THE INPUT START
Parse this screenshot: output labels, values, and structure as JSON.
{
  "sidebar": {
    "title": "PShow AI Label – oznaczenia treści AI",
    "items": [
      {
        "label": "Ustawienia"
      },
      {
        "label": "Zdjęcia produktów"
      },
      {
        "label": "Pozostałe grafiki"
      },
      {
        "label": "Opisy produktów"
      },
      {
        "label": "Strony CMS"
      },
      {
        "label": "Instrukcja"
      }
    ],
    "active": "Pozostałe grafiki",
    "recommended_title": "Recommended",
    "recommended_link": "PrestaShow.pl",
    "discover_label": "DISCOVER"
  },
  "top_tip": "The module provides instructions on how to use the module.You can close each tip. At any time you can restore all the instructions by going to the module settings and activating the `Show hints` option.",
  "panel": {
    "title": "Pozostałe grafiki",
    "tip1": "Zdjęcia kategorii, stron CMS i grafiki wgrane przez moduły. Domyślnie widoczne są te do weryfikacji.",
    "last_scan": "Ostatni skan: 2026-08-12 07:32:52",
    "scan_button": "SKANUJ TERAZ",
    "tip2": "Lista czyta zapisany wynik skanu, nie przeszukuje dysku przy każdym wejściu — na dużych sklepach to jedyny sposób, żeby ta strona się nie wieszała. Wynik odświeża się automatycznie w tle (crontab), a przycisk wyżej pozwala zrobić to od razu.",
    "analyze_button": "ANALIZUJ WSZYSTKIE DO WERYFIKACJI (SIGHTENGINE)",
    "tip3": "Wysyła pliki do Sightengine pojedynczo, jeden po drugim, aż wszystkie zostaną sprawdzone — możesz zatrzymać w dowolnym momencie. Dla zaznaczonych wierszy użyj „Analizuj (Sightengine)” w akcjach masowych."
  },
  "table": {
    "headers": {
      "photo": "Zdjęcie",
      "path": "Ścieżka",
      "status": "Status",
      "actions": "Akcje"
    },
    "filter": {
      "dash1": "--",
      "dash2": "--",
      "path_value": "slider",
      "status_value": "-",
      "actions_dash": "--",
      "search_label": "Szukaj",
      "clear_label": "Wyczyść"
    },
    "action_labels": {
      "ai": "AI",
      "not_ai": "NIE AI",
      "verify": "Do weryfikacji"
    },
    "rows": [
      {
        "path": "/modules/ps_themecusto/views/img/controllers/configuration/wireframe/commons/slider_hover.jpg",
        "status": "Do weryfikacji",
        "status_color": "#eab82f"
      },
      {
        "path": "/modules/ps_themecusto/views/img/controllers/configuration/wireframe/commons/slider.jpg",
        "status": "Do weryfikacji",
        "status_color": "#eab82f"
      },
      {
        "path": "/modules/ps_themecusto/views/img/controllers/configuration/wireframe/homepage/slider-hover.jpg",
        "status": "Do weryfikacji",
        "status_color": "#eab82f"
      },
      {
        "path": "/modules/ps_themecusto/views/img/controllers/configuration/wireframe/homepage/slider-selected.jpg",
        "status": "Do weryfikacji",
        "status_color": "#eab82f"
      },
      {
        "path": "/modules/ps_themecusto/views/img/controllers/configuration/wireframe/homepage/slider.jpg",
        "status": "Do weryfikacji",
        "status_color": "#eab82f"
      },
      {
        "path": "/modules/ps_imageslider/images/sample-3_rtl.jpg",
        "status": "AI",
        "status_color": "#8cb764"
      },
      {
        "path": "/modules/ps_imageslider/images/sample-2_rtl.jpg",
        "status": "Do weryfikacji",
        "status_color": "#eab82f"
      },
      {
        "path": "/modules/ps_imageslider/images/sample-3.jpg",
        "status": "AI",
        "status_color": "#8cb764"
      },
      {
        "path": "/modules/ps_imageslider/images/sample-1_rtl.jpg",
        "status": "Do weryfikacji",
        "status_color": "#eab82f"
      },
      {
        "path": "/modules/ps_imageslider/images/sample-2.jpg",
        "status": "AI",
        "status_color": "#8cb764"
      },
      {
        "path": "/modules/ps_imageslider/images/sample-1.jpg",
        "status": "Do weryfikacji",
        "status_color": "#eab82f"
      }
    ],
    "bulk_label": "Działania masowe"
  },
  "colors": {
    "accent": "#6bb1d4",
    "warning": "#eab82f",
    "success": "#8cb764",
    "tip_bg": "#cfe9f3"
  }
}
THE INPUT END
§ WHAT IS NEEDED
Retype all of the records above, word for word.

§ RESPONSE FOR THIS EXERCISE
Parse this screenshot: output labels, values, and structure as JSON.
{
  "sidebar": {
    "title": "PShow AI Label – oznaczenia treści AI",
    "items": [
      {
        "label": "Ustawienia"
      },
      {
        "label": "Zdjęcia produktów"
      },
      {
        "label": "Pozostałe grafiki"
      },
      {
        "label": "Opisy produktów"
      },
      {
        "label": "Strony CMS"
      },
      {
        "label": "Instrukcja"
      }
    ],
    "active": "Pozostałe grafiki",
    "recommended_title": "Recommended",
    "recommended_link": "PrestaShow.pl",
    "discover_label": "DISCOVER"
  },
  "top_tip": "The module provides instructions on how to use the module.You can close each tip. At any time you can restore all the instructions by going to the module settings and activating the `Show hints` option.",
  "panel": {
    "title": "Pozostałe grafiki",
    "tip1": "Zdjęcia kategorii, stron CMS i grafiki wgrane przez moduły. Domyślnie widoczne są te do weryfikacji.",
    "last_scan": "Ostatni skan: 2026-08-12 07:32:52",
    "scan_button": "SKANUJ TERAZ",
    "tip2": "Lista czyta zapisany wynik skanu, nie przeszukuje dysku przy każdym wejściu — na dużych sklepach to jedyny sposób, żeby ta strona się nie wieszała. Wynik odświeża się automatycznie w tle (crontab), a przycisk wyżej pozwala zrobić to od razu.",
    "analyze_button": "ANALIZUJ WSZYSTKIE DO WERYFIKACJI (SIGHTENGINE)",
    "tip3": "Wysyła pliki do Sightengine pojedynczo, jeden po drugim, aż wszystkie zostaną sprawdzone — możesz zatrzymać w dowolnym momencie. Dla zaznaczonych wierszy użyj „Analizuj (Sightengine)” w akcjach masowych."
  },
  "table": {
    "headers": {
      "photo": "Zdjęcie",
      "path": "Ścieżka",
      "status": "Status",
      "actions": "Akcje"
    },
    "filter": {
      "dash1": "--",
      "dash2": "--",
      "path_value": "slider",
      "status_value": "-",
      "actions_dash": "--",
      "search_label": "Szukaj",
      "clear_label": "Wyczyść"
    },
    "action_labels": {
      "ai": "AI",
      "not_ai": "NIE AI",
      "verify": "Do weryfikacji"
    },
    "rows": [
      {
        "path": "/modules/ps_themecusto/views/img/controllers/configuration/wireframe/commons/slider_hover.jpg",
        "status": "Do weryfikacji",
        "status_color": "#eab82f"
      },
      {
        "path": "/modules/ps_themecusto/views/img/controllers/configuration/wireframe/commons/slider.jpg",
        "status": "Do weryfikacji",
        "status_color": "#eab82f"
      },
      {
        "path": "/modules/ps_themecusto/views/img/controllers/configuration/wireframe/homepage/slider-hover.jpg",
        "status": "Do weryfikacji",
        "status_color": "#eab82f"
      },
      {
        "path": "/modules/ps_themecusto/views/img/controllers/configuration/wireframe/homepage/slider-selected.jpg",
        "status": "Do weryfikacji",
        "status_color": "#eab82f"
      },
      {
        "path": "/modules/ps_themecusto/views/img/controllers/configuration/wireframe/homepage/slider.jpg",
        "status": "Do weryfikacji",
        "status_color": "#eab82f"
      },
      {
        "path": "/modules/ps_imageslider/images/sample-3_rtl.jpg",
        "status": "AI",
        "status_color": "#8cb764"
      },
      {
        "path": "/modules/ps_imageslider/images/sample-2_rtl.jpg",
        "status": "Do weryfikacji",
        "status_color": "#eab82f"
      },
      {
        "path": "/modules/ps_imageslider/images/sample-3.jpg",
        "status": "AI",
        "status_color": "#8cb764"
      },
      {
        "path": "/modules/ps_imageslider/images/sample-1_rtl.jpg",
        "status": "Do weryfikacji",
        "status_color": "#eab82f"
      },
      {
        "path": "/modules/ps_imageslider/images/sample-2.jpg",
        "status": "AI",
        "status_color": "#8cb764"
      },
      {
        "path": "/modules/ps_imageslider/images/sample-1.jpg",
        "status": "Do weryfikacji",
        "status_color": "#eab82f"
      }
    ],
    "bulk_label": "Działania masowe"
  },
  "colors": {
    "accent": "#6bb1d4",
    "warning": "#eab82f",
    "success": "#8cb764",
    "tip_bg": "#cfe9f3"
  }
}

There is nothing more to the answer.